WHAT IS EXPECTED: Determine how many lines of the entries contain "group". Reply with that number alone.

[Component data from apps and pages]

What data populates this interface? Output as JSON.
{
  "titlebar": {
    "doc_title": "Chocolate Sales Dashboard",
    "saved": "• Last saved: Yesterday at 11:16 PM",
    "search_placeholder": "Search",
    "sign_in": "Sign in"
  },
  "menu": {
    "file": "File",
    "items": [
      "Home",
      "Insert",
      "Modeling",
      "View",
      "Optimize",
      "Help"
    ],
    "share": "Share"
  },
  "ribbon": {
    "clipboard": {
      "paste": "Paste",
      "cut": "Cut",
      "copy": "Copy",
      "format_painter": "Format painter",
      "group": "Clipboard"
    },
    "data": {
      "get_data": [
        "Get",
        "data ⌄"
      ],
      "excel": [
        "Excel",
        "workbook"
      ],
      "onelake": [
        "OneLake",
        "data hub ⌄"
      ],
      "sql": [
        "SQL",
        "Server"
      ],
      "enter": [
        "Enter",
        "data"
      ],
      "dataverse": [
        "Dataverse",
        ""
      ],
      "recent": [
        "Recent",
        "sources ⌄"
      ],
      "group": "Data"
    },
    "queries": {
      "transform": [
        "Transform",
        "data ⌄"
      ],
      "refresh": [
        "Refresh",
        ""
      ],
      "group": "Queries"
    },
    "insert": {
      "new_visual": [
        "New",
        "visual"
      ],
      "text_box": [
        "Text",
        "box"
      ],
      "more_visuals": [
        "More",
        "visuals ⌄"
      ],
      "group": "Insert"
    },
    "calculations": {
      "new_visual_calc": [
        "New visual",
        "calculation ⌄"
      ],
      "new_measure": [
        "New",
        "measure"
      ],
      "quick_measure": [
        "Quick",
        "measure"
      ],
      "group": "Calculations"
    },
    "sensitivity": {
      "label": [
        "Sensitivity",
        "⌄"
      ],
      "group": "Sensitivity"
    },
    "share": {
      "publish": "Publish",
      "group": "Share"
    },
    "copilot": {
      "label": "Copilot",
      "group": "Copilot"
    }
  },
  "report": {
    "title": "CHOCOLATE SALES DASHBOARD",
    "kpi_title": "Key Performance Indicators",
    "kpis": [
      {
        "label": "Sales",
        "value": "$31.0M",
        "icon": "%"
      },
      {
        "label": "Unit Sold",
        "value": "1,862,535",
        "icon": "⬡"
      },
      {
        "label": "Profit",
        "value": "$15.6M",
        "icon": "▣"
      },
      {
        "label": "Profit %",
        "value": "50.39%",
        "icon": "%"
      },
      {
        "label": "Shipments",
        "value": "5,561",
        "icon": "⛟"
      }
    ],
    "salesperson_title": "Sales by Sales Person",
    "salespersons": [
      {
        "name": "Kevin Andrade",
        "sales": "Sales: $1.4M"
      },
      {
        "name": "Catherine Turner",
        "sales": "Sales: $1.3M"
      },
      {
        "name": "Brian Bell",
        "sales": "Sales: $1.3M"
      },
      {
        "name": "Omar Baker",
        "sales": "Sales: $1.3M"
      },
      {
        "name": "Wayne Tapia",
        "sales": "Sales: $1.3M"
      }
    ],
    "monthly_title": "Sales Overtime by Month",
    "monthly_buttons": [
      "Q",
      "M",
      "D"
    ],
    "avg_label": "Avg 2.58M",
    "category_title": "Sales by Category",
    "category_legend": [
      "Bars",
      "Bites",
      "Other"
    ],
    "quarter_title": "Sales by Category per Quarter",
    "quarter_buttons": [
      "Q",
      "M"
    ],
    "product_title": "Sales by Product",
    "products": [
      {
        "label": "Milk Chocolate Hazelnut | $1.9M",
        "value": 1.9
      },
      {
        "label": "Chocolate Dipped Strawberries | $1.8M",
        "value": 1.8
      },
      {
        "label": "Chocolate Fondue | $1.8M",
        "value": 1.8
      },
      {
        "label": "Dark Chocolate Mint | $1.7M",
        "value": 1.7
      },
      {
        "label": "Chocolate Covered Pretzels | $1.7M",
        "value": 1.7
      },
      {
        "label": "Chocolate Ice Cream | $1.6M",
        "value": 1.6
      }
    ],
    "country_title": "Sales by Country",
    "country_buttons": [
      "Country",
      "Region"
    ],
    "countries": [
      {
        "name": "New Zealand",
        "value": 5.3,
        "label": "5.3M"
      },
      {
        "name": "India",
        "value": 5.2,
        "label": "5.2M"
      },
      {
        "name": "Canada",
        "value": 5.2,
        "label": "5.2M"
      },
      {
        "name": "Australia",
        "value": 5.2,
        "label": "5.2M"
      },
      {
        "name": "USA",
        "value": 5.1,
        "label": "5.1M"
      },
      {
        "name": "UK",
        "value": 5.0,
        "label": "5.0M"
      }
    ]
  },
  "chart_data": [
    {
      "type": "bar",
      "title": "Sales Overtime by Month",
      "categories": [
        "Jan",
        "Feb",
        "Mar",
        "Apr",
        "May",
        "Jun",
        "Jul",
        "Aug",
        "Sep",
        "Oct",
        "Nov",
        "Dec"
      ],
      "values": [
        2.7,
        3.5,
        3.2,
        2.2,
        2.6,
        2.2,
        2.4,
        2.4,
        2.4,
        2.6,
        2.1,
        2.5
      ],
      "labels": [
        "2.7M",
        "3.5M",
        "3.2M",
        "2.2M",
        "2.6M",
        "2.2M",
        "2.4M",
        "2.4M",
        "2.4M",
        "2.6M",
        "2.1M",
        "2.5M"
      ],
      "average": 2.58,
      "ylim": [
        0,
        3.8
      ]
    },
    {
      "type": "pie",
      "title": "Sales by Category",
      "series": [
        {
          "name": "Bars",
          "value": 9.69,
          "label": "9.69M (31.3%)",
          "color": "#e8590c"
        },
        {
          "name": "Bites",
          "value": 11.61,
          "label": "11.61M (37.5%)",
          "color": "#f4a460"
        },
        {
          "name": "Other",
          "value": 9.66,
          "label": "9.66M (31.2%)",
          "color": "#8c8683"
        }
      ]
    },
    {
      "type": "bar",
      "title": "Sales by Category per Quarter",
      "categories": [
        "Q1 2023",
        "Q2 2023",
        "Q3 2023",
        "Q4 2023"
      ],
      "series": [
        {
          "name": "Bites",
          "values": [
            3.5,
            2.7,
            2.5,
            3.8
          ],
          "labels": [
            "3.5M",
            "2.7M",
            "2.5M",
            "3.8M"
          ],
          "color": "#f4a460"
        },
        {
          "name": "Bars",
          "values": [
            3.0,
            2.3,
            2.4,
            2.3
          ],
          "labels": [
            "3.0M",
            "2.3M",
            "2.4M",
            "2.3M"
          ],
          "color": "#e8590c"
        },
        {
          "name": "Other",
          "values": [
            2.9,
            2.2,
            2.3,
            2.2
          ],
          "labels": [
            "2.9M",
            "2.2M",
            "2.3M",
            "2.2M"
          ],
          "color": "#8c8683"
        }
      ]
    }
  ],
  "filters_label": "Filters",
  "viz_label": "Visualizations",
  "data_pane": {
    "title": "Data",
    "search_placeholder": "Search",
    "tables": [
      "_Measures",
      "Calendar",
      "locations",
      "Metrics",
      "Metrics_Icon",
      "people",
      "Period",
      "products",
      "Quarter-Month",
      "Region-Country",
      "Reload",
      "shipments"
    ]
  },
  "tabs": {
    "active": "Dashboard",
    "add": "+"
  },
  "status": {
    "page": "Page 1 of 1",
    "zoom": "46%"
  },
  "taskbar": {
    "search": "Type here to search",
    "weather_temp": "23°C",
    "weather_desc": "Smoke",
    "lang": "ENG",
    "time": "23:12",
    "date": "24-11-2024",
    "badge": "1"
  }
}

SOLUTION: 8